Native to South America, Tamarillos are relate to tomatoes, potatoes and eggplant.
Tamarillos are wrapping in a very smooth inedible skin, perfectly shaped like their
cousin, the eggplant; Tamarillos are egg-shaped and grow in clusters of three or more.
A plum or apricot-like, flesh encases two swirls of black tiny edible seeds.
Suited for cooking, ripe fruit yields to gentle pressure and releases an aroma mix of an
apricot and a tomato.
Raw or cooked, Tamarillos require peeling as the skin is bitter and high in tannins.
Use a vegetable peeler or immerse fruit in boiling water a minute or two.
Tamarillos double as both fruit and vegetable due to its tart tomato taste.
Cooked or raw, make relishes, jam, sweet and sour sauces or chutney.
When lightly sugar and cooled, the flesh makes a refreshing breakfast dish.
They are also tasty and decorative in, for example, radicchio salads.
Fresh Tamarillos are frequently blending together with water and sugar to make a juice.

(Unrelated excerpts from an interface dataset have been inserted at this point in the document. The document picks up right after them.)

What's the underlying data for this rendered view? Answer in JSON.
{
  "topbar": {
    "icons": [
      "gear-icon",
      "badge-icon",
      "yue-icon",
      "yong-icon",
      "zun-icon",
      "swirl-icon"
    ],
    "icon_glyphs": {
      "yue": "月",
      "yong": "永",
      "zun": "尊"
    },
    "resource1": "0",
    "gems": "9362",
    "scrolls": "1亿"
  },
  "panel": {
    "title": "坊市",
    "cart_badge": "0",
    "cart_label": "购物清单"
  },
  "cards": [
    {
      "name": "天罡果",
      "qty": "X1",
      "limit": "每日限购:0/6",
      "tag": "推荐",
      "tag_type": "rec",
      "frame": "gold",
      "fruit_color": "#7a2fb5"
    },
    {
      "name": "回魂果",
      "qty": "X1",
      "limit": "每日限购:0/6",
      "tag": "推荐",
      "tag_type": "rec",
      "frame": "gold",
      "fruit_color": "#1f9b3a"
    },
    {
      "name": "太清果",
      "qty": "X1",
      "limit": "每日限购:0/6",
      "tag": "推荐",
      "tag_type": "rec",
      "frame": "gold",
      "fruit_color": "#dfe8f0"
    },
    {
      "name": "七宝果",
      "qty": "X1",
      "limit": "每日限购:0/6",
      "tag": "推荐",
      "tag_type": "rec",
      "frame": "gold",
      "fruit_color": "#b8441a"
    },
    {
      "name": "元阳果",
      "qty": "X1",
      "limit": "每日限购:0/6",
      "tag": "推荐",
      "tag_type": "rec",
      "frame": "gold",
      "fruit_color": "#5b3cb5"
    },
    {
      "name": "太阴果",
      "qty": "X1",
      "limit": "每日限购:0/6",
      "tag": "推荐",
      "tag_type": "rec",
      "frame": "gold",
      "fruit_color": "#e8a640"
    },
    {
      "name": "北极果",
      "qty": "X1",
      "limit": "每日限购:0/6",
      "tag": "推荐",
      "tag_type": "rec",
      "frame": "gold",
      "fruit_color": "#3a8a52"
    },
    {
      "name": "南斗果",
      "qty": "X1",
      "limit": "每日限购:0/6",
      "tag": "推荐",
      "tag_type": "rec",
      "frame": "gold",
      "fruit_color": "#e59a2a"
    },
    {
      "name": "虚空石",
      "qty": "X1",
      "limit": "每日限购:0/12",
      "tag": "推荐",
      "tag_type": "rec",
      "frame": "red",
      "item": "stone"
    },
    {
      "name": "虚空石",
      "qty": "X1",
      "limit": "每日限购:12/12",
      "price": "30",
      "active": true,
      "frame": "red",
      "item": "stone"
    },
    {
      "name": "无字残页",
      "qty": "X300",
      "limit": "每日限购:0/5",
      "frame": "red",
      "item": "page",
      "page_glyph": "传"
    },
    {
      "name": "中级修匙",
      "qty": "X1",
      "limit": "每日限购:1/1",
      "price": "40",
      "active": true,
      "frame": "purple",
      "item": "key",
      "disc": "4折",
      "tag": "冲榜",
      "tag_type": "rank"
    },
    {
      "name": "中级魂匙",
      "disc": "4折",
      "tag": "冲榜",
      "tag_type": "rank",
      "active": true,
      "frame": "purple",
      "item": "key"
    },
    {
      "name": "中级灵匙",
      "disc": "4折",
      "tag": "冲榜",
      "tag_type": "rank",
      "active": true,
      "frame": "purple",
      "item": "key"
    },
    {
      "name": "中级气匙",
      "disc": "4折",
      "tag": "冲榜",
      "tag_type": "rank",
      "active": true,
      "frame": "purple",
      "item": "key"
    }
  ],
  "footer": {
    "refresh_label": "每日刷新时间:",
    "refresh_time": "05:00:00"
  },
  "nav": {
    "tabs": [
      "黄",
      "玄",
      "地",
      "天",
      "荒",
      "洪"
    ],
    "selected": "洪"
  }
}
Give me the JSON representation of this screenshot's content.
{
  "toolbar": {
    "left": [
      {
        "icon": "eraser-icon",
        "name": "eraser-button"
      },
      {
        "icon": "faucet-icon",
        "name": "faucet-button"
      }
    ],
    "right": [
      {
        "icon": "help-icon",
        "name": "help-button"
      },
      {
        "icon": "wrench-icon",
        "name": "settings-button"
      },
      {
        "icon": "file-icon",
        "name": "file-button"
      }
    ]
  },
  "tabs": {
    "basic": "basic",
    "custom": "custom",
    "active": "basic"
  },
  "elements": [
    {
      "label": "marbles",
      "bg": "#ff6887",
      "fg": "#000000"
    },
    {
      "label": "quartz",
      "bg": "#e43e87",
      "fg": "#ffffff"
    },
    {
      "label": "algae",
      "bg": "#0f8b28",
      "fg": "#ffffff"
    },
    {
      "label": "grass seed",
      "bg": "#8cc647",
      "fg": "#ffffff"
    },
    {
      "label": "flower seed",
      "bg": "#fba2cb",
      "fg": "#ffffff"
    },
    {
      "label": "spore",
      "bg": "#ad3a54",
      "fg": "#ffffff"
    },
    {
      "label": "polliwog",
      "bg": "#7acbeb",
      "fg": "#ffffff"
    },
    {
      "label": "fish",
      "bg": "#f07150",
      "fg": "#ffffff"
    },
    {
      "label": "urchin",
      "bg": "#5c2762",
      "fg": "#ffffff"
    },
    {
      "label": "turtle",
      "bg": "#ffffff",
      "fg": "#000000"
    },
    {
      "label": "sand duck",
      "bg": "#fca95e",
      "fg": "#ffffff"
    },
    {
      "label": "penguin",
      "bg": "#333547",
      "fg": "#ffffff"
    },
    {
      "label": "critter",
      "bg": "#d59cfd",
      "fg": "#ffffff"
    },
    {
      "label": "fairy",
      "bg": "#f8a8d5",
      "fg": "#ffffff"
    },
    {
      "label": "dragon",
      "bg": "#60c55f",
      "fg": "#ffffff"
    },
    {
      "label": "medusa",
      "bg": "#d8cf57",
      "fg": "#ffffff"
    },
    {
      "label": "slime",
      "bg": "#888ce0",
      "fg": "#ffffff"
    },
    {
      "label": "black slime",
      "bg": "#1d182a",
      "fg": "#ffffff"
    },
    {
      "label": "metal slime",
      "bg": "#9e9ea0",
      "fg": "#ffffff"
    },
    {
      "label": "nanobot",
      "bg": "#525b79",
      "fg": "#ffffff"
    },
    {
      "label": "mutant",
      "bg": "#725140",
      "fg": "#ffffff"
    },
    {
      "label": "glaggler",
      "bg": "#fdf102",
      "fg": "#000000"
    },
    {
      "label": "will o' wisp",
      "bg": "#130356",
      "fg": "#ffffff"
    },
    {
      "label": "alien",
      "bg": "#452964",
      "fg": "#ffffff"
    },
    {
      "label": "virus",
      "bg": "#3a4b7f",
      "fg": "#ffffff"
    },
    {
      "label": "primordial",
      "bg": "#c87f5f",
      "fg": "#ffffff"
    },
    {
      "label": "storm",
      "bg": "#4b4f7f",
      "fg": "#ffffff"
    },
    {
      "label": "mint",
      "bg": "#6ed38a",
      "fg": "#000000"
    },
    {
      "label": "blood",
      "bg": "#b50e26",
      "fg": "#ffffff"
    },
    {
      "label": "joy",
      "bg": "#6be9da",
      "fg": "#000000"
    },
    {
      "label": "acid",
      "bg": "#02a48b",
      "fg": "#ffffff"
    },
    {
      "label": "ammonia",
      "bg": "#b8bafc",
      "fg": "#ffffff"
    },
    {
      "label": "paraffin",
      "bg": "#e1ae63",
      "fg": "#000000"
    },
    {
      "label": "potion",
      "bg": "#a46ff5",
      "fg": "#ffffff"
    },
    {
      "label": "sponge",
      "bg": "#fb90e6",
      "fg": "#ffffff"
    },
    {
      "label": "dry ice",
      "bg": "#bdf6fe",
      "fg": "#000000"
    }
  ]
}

Providing a moderate source of vitamin A and vitamin C, about 50 calories are in one-half
cup of fruit.